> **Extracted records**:
▼

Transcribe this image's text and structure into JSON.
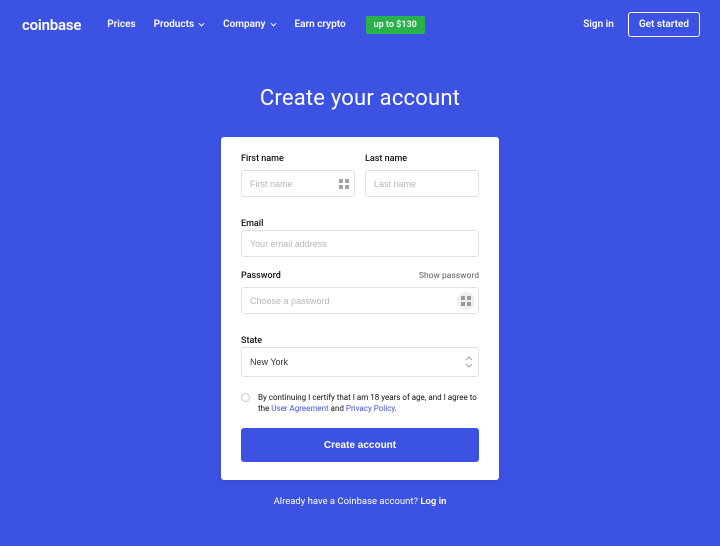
{
  "brand": "coinbase",
  "nav": {
    "prices": "Prices",
    "products": "Products",
    "company": "Company",
    "earn": "Earn crypto",
    "earn_badge": "up to $130",
    "signin": "Sign in",
    "get_started": "Get started"
  },
  "heading": "Create your account",
  "form": {
    "first_name_label": "First name",
    "first_name_placeholder": "First name",
    "last_name_label": "Last name",
    "last_name_placeholder": "Last name",
    "email_label": "Email",
    "email_placeholder": "Your email address",
    "password_label": "Password",
    "password_placeholder": "Choose a password",
    "show_password": "Show password",
    "state_label": "State",
    "state_value": "New York",
    "consent_prefix": "By continuing I certify that I am 18 years of age, and I agree to the ",
    "user_agreement": "User Agreement",
    "and": " and ",
    "privacy_policy": "Privacy Policy",
    "period": ".",
    "submit": "Create account"
  },
  "footer": {
    "already": "Already have a Coinbase account? ",
    "login": "Log in"
  }
}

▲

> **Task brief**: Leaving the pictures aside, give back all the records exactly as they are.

> **Result**:
Transcribe this image's text and structure into JSON.
{
  "brand": "coinbase",
  "nav": {
    "prices": "Prices",
    "products": "Products",
    "company": "Company",
    "earn": "Earn crypto",
    "earn_badge": "up to $130",
    "signin": "Sign in",
    "get_started": "Get started"
  },
  "heading": "Create your account",
  "form": {
    "first_name_label": "First name",
    "first_name_placeholder": "First name",
    "last_name_label": "Last name",
    "last_name_placeholder": "Last name",
    "email_label": "Email",
    "email_placeholder": "Your email address",
    "password_label": "Password",
    "password_placeholder": "Choose a password",
    "show_password": "Show password",
    "state_label": "State",
    "state_value": "New York",
    "consent_prefix": "By continuing I certify that I am 18 years of age, and I agree to the ",
    "user_agreement": "User Agreement",
    "and": " and ",
    "privacy_policy": "Privacy Policy",
    "period": ".",
    "submit": "Create account"
  },
  "footer": {
    "already": "Already have a Coinbase account? ",
    "login": "Log in"
  }
}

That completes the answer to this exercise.